*Task data*:
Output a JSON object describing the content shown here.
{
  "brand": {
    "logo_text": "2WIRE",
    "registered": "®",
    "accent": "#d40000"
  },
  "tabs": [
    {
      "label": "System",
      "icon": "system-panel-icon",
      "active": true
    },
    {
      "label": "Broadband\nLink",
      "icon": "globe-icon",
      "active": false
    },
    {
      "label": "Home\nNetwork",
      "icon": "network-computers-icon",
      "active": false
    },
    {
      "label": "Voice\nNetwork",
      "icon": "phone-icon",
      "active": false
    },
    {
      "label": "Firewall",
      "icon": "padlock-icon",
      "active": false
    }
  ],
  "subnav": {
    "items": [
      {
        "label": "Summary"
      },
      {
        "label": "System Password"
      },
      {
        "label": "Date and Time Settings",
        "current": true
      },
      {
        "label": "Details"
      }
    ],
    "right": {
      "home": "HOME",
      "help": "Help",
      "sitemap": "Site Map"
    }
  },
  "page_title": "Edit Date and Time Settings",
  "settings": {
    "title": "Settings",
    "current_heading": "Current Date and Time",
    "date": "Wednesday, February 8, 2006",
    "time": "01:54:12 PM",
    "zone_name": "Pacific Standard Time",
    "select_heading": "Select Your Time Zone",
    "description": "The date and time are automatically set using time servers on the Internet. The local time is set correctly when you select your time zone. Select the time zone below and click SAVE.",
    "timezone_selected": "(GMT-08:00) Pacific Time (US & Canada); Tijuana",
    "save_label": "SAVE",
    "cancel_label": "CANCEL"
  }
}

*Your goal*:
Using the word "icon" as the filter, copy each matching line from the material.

*Completed task*:
      "icon": "system-panel-icon",
      "icon": "globe-icon",
      "icon": "network-computers-icon",
      "icon": "phone-icon",
      "icon": "padlock-icon",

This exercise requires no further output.